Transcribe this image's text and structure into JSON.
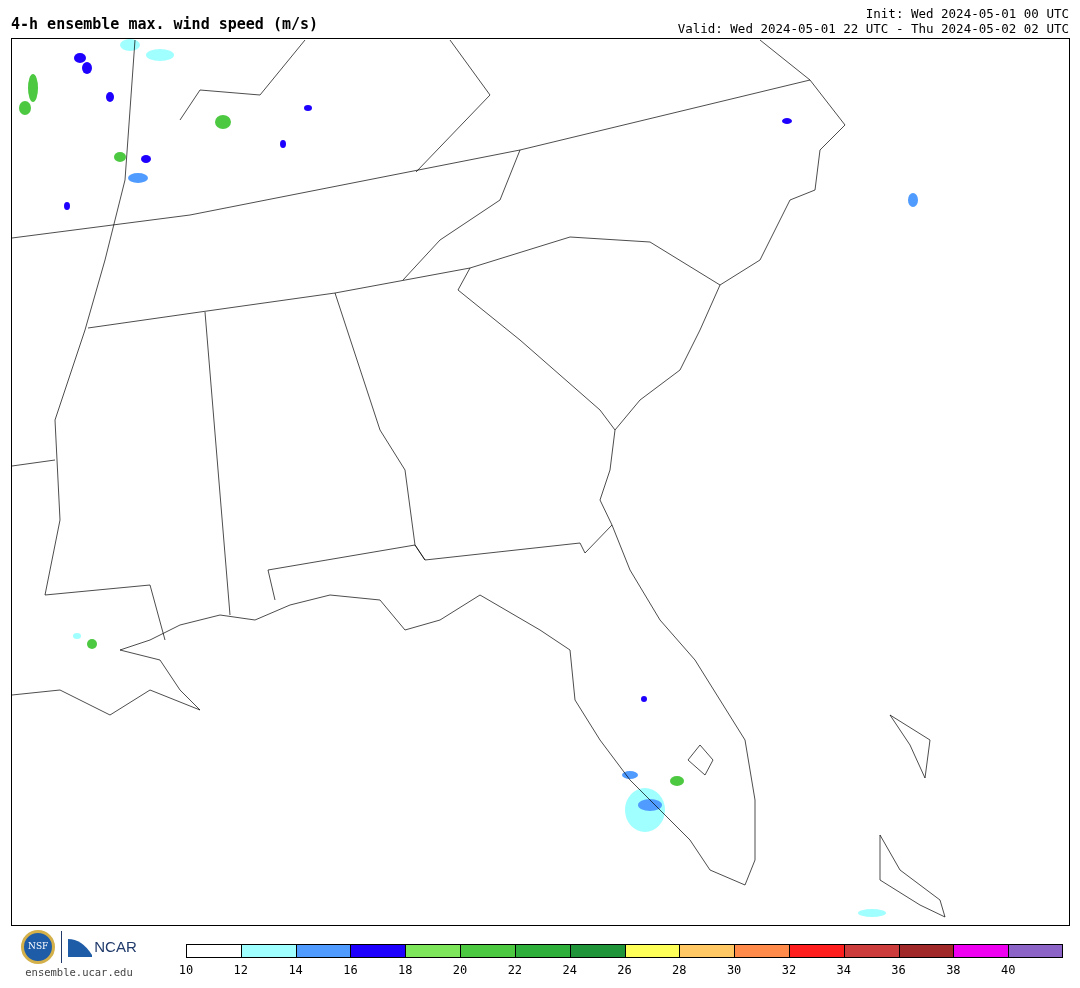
{
  "title": "4-h ensemble max. wind speed (m/s)",
  "init": "Init: Wed 2024-05-01 00 UTC",
  "valid": "Valid: Wed 2024-05-01 22 UTC - Thu 2024-05-02 02 UTC",
  "logos": {
    "nsf": "NSF",
    "ncar": "NCAR",
    "url": "ensemble.ucar.edu"
  },
  "colorbar": [
    {
      "label": "10",
      "color": "#ffffff"
    },
    {
      "label": "12",
      "color": "#a0ffff"
    },
    {
      "label": "14",
      "color": "#4f9bff"
    },
    {
      "label": "16",
      "color": "#1e00ff"
    },
    {
      "label": "18",
      "color": "#7ee65a"
    },
    {
      "label": "20",
      "color": "#4cc841"
    },
    {
      "label": "22",
      "color": "#2eae3a"
    },
    {
      "label": "24",
      "color": "#1f9438"
    },
    {
      "label": "26",
      "color": "#ffff5a"
    },
    {
      "label": "28",
      "color": "#ffc864"
    },
    {
      "label": "30",
      "color": "#ff8a4a"
    },
    {
      "label": "32",
      "color": "#ff1e1e"
    },
    {
      "label": "34",
      "color": "#cc3c3c"
    },
    {
      "label": "36",
      "color": "#a02828"
    },
    {
      "label": "38",
      "color": "#f000f0"
    },
    {
      "label": "40",
      "color": "#8c64c8"
    }
  ]
}
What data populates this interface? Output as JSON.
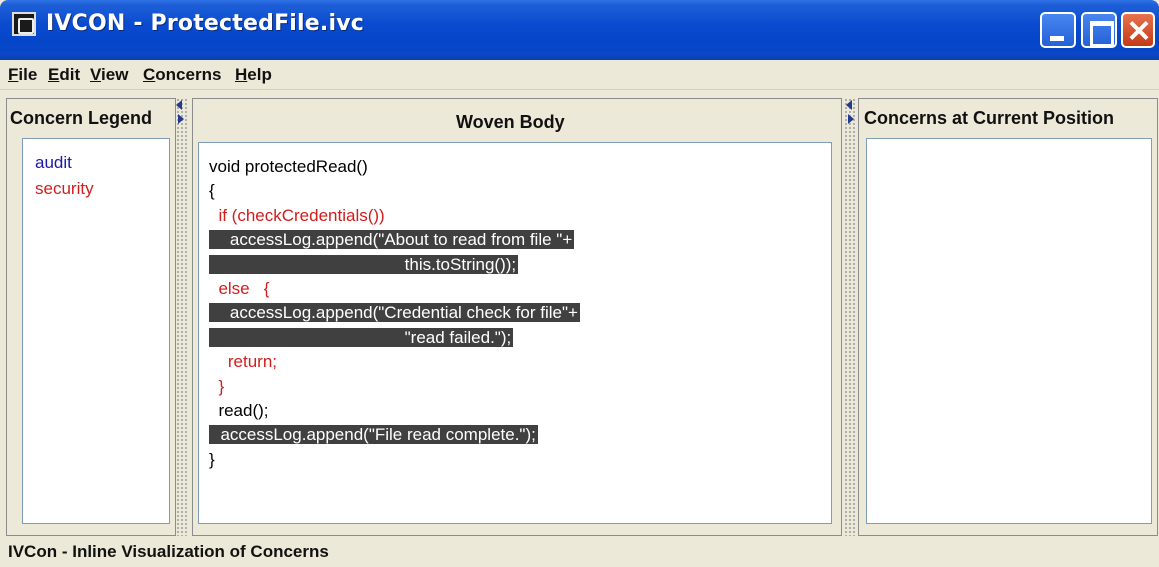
{
  "window": {
    "title": "IVCON - ProtectedFile.ivc",
    "app_icon": "ivcon-app-icon"
  },
  "menu": {
    "items": [
      {
        "label": "File",
        "mnemonic": "F",
        "rest": "ile"
      },
      {
        "label": "Edit",
        "mnemonic": "E",
        "rest": "dit"
      },
      {
        "label": "View",
        "mnemonic": "V",
        "rest": "iew"
      },
      {
        "label": "Concerns",
        "mnemonic": "C",
        "rest": "oncerns"
      },
      {
        "label": "Help",
        "mnemonic": "H",
        "rest": "elp"
      }
    ]
  },
  "legend": {
    "header": "Concern Legend",
    "items": [
      {
        "label": "audit",
        "color": "#1a1aa6"
      },
      {
        "label": "security",
        "color": "#d21d1d"
      }
    ]
  },
  "woven": {
    "header": "Woven Body",
    "lines": [
      {
        "text": "void protectedRead()",
        "style": "plain"
      },
      {
        "text": "{",
        "style": "plain"
      },
      {
        "text": "  if (checkCredentials())",
        "style": "red"
      },
      {
        "text": "    accessLog.append(\"About to read from file \"+",
        "style": "hl"
      },
      {
        "text": "                                         this.toString());",
        "style": "hl"
      },
      {
        "text": "  else   {",
        "style": "red"
      },
      {
        "text": "    accessLog.append(\"Credential check for file\"+",
        "style": "hl"
      },
      {
        "text": "                                         \"read failed.\");",
        "style": "hl"
      },
      {
        "text": "    return;",
        "style": "red"
      },
      {
        "text": "  }",
        "style": "red"
      },
      {
        "text": "  read();",
        "style": "plain"
      },
      {
        "text": "  accessLog.append(\"File read complete.\");",
        "style": "hl"
      },
      {
        "text": "}",
        "style": "plain"
      }
    ]
  },
  "current": {
    "header": "Concerns at Current Position"
  },
  "status": {
    "text": "IVCon - Inline Visualization of Concerns"
  },
  "colors": {
    "highlight_bg": "#404040",
    "security_red": "#d21d1d",
    "audit_blue": "#1a1aa6"
  }
}
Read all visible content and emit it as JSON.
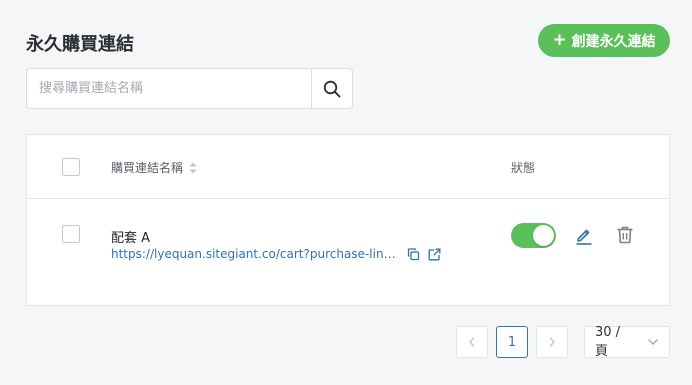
{
  "page": {
    "title": "永久購買連結",
    "create_button_label": "創建永久連結"
  },
  "search": {
    "placeholder": "搜尋購買連結名稱",
    "value": ""
  },
  "table": {
    "columns": {
      "name": "購買連結名稱",
      "status": "狀態"
    },
    "rows": [
      {
        "name": "配套 A",
        "link": "https://lyequan.sitegiant.co/cart?purchase-link=2⋯",
        "enabled": true
      }
    ]
  },
  "pagination": {
    "current_page": "1",
    "page_size": "30 / 頁"
  },
  "colors": {
    "accent_green": "#5cc05a",
    "link_blue": "#2f72b5"
  },
  "icons": [
    "plus-icon",
    "search-icon",
    "sort-icon",
    "copy-icon",
    "external-link-icon",
    "edit-icon",
    "trash-icon",
    "chevron-left-icon",
    "chevron-right-icon",
    "chevron-down-icon"
  ]
}
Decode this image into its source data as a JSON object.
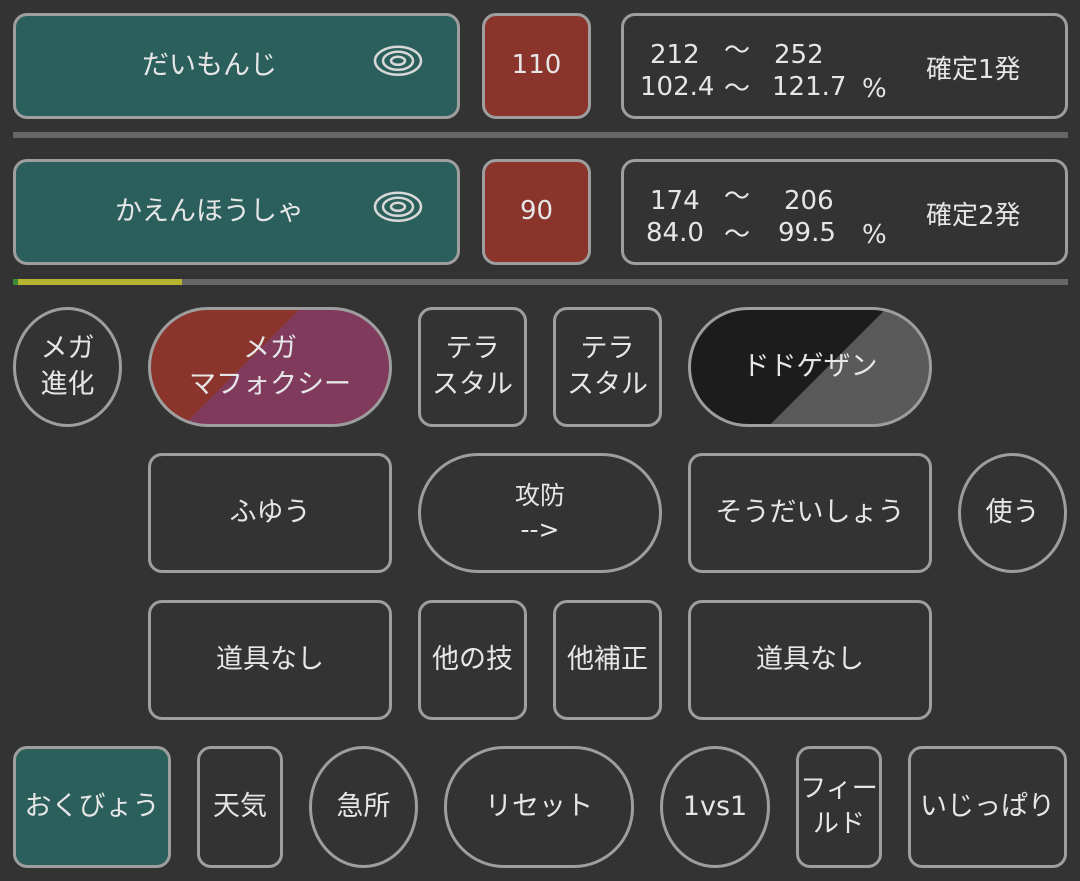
{
  "moves": [
    {
      "name": "だいもんじ",
      "power": "110",
      "damage_min": "212",
      "damage_max": "252",
      "pct_min": "102.4",
      "pct_max": "121.7",
      "tilde": "〜",
      "pct_sign": "%",
      "result": "確定1発"
    },
    {
      "name": "かえんほうしゃ",
      "power": "90",
      "damage_min": "174",
      "damage_max": "206",
      "pct_min": "84.0",
      "pct_max": "99.5",
      "tilde": "〜",
      "pct_sign": "%",
      "result": "確定2発"
    }
  ],
  "hp_bar": {
    "fill_fraction": 0.16,
    "color": "#b5b530"
  },
  "row1": {
    "mega_evolve": "メガ\n進化",
    "pokemon": "メガ\nマフォクシー",
    "tera_left": "テラ\nスタル",
    "tera_right": "テラ\nスタル",
    "opponent": "ドドゲザン"
  },
  "row2": {
    "ability_left": "ふゆう",
    "direction": "攻防\n-->",
    "ability_right": "そうだいしょう",
    "use": "使う"
  },
  "row3": {
    "item_left": "道具なし",
    "other_move": "他の技",
    "other_mod": "他補正",
    "item_right": "道具なし"
  },
  "row4": {
    "nature_left": "おくびょう",
    "weather": "天気",
    "critical": "急所",
    "reset": "リセット",
    "mode": "1vs1",
    "field": "フィー\nルド",
    "nature_right": "いじっぱり"
  },
  "colors": {
    "teal": "#2b5f5c",
    "red": "#8a342b",
    "pokemon_gradient": [
      "#8a342b",
      "#7f3a5c"
    ],
    "opponent_gradient": [
      "#1c1c1c",
      "#5a5a5a"
    ]
  }
}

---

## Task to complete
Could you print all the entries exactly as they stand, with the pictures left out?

## Response
Transcribe this image's text and structure into JSON.
{
  "title": "4-h ensemble max. wind speed (m/s)",
  "init": "Init: Wed 2024-05-01 00 UTC",
  "valid": "Valid: Wed 2024-05-01 22 UTC - Thu 2024-05-02 02 UTC",
  "logos": {
    "nsf": "NSF",
    "ncar": "NCAR",
    "url": "ensemble.ucar.edu"
  },
  "colorbar": [
    {
      "label": "10",
      "color": "#ffffff"
    },
    {
      "label": "12",
      "color": "#a0ffff"
    },
    {
      "label": "14",
      "color": "#4f9bff"
    },
    {
      "label": "16",
      "color": "#1e00ff"
    },
    {
      "label": "18",
      "color": "#7ee65a"
    },
    {
      "label": "20",
      "color": "#4cc841"
    },
    {
      "label": "22",
      "color": "#2eae3a"
    },
    {
      "label": "24",
      "color": "#1f9438"
    },
    {
      "label": "26",
      "color": "#ffff5a"
    },
    {
      "label": "28",
      "color": "#ffc864"
    },
    {
      "label": "30",
      "color": "#ff8a4a"
    },
    {
      "label": "32",
      "color": "#ff1e1e"
    },
    {
      "label": "34",
      "color": "#cc3c3c"
    },
    {
      "label": "36",
      "color": "#a02828"
    },
    {
      "label": "38",
      "color": "#f000f0"
    },
    {
      "label": "40",
      "color": "#8c64c8"
    }
  ]
}
What data populates this interface? Output as JSON.
{
  "window": {
    "title": "IVCON - ProtectedFile.ivc",
    "app_icon": "ivcon-app-icon"
  },
  "menu": {
    "items": [
      {
        "label": "File",
        "mnemonic": "F",
        "rest": "ile"
      },
      {
        "label": "Edit",
        "mnemonic": "E",
        "rest": "dit"
      },
      {
        "label": "View",
        "mnemonic": "V",
        "rest": "iew"
      },
      {
        "label": "Concerns",
        "mnemonic": "C",
        "rest": "oncerns"
      },
      {
        "label": "Help",
        "mnemonic": "H",
        "rest": "elp"
      }
    ]
  },
  "legend": {
    "header": "Concern Legend",
    "items": [
      {
        "label": "audit",
        "color": "#1a1aa6"
      },
      {
        "label": "security",
        "color": "#d21d1d"
      }
    ]
  },
  "woven": {
    "header": "Woven Body",
    "lines": [
      {
        "text": "void protectedRead()",
        "style": "plain"
      },
      {
        "text": "{",
        "style": "plain"
      },
      {
        "text": "  if (checkCredentials())",
        "style": "red"
      },
      {
        "text": "    accessLog.append(\"About to read from file \"+",
        "style": "hl"
      },
      {
        "text": "                                         this.toString());",
        "style": "hl"
      },
      {
        "text": "  else   {",
        "style": "red"
      },
      {
        "text": "    accessLog.append(\"Credential check for file\"+",
        "style": "hl"
      },
      {
        "text": "                                         \"read failed.\");",
        "style": "hl"
      },
      {
        "text": "    return;",
        "style": "red"
      },
      {
        "text": "  }",
        "style": "red"
      },
      {
        "text": "  read();",
        "style": "plain"
      },
      {
        "text": "  accessLog.append(\"File read complete.\");",
        "style": "hl"
      },
      {
        "text": "}",
        "style": "plain"
      }
    ]
  },
  "current": {
    "header": "Concerns at Current Position"
  },
  "status": {
    "text": "IVCon - Inline Visualization of Concerns"
  },
  "colors": {
    "highlight_bg": "#404040",
    "security_red": "#d21d1d",
    "audit_blue": "#1a1aa6"
  }
}
Read all visible content and emit it as JSON.
{
  "page": {
    "title": "永久購買連結",
    "create_button_label": "創建永久連結"
  },
  "search": {
    "placeholder": "搜尋購買連結名稱",
    "value": ""
  },
  "table": {
    "columns": {
      "name": "購買連結名稱",
      "status": "狀態"
    },
    "rows": [
      {
        "name": "配套 A",
        "link": "https://lyequan.sitegiant.co/cart?purchase-link=2⋯",
        "enabled": true
      }
    ]
  },
  "pagination": {
    "current_page": "1",
    "page_size": "30 / 頁"
  },
  "colors": {
    "accent_green": "#5cc05a",
    "link_blue": "#2f72b5"
  },
  "icons": [
    "plus-icon",
    "search-icon",
    "sort-icon",
    "copy-icon",
    "external-link-icon",
    "edit-icon",
    "trash-icon",
    "chevron-left-icon",
    "chevron-right-icon",
    "chevron-down-icon"
  ]
}
Decode this image into its source data as a JSON object.
{
  "moves": [
    {
      "name": "だいもんじ",
      "power": "110",
      "damage_min": "212",
      "damage_max": "252",
      "pct_min": "102.4",
      "pct_max": "121.7",
      "tilde": "〜",
      "pct_sign": "%",
      "result": "確定1発"
    },
    {
      "name": "かえんほうしゃ",
      "power": "90",
      "damage_min": "174",
      "damage_max": "206",
      "pct_min": "84.0",
      "pct_max": "99.5",
      "tilde": "〜",
      "pct_sign": "%",
      "result": "確定2発"
    }
  ],
  "hp_bar": {
    "fill_fraction": 0.16,
    "color": "#b5b530"
  },
  "row1": {
    "mega_evolve": "メガ\n進化",
    "pokemon": "メガ\nマフォクシー",
    "tera_left": "テラ\nスタル",
    "tera_right": "テラ\nスタル",
    "opponent": "ドドゲザン"
  },
  "row2": {
    "ability_left": "ふゆう",
    "direction": "攻防\n-->",
    "ability_right": "そうだいしょう",
    "use": "使う"
  },
  "row3": {
    "item_left": "道具なし",
    "other_move": "他の技",
    "other_mod": "他補正",
    "item_right": "道具なし"
  },
  "row4": {
    "nature_left": "おくびょう",
    "weather": "天気",
    "critical": "急所",
    "reset": "リセット",
    "mode": "1vs1",
    "field": "フィー\nルド",
    "nature_right": "いじっぱり"
  },
  "colors": {
    "teal": "#2b5f5c",
    "red": "#8a342b",
    "pokemon_gradient": [
      "#8a342b",
      "#7f3a5c"
    ],
    "opponent_gradient": [
      "#1c1c1c",
      "#5a5a5a"
    ]
  }
}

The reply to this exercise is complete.